Scientists have nailed down how and when the Earth will cease to exist.The sun will slowly expand into a red giant, pushing the Earth farther out into space, but not far enough.Our home planet will be snagged by the sun's outer atmosphere, gradually plunging to its doom inside the fiery stellar furnace."The drag caused by this low-density gas is enough to cause the Earth to drift inwards, and finally to be captured and vaporized by the sun," explains astronomer Robert Smith of the University of Sussex in southern England.Previous projections had all figured that the Earth would avoid falling into the sun, even during our star's red-giant phase.The good news: This won't happen for another 7.6 billion years.The bad news: Life on Earth will end long before then.In fact, we've only got a billion years left before the slowly expanding sun boils off the oceans and reduces our planet to an uninhabitable cinder, says Smith.That may sound like a long time, but in fact life on Earth's been around a lot longer than that - a total of 3.7 billion years, according to the latest estimates.For those first three billion years, true, we were nothing but pond scum. Still, the new figures indicate the long story of life on our fair blue-green planet may be entering its last act.Is there any way our future descendants can save themselves? Why, yes, explains Smith.He cites a recent study emanating from the University of California, Santa Cruz. It proposes taming an asteroid to swing by the Earth every few thousand years, slowly nudging the Earth into higher solar orbit, enough to outpace the sun's own outward growth."This sounds like science fiction," says Smith. "But it seems that the energy requirements are just about possible and the technology could be developed over the next few centuries."
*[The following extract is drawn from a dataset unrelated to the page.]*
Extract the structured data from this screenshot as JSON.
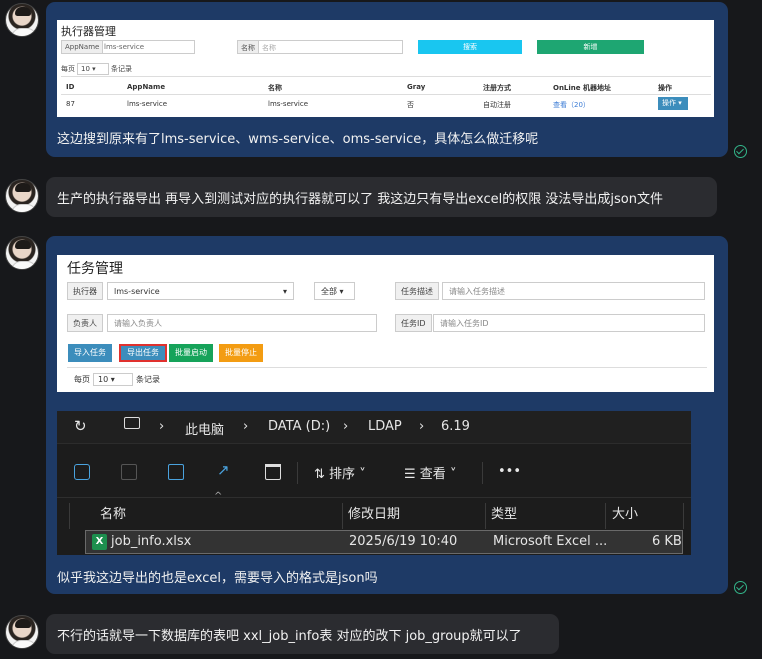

UN Space
The newly established space-system-based disaster management program(UN-SPIDER) was in the focus of the 45 session of COPUOS in Vienna,11-20 Feb. Possible dangers from near-Earth objects, space debrismitigation, and a safety framework for nuclear power sources in outerspace were also key agenda items.thSpace-System-Based Disaster Management Support. The Subcommittee heardreport on the implementation of the UN-SPIDER program for the period2008-2009 as well as other initiatives and long-term perspectives ofvarious Member States and space agencies in the area of disastermanagement. The new UN-SPIDER program which is implemented by the UNOffice for Outer Space Affairs (UNOOSA), opened its first office inBonn, Germany, Oct 07, and will be opening an office in Beijing as wellas a liaison office in Geneva in 2008.Near-Earth objects. The Subcommittee endorsed the new multi-year workplan 2009-2011, under which the Working Group on NEO will reviewpolicies and procedures on the NEO threat at the international level inorder to draft an agreement on international procedures by 2012. Withinthe framework of the International Year of Astronomy 2009, the WorkingGroup will also try to raise awareness of the NEO threat. TheSubcommittee continues to consider NEOs due to their scientific value asremnant debris from the inner solar system formation processes, theirrichness in various natural resources as well as their potential dangerof collision with the Earth.

The NEO threats are smaller and more numerous!

Previously, Tunguska was thought to have been at least 50 meters...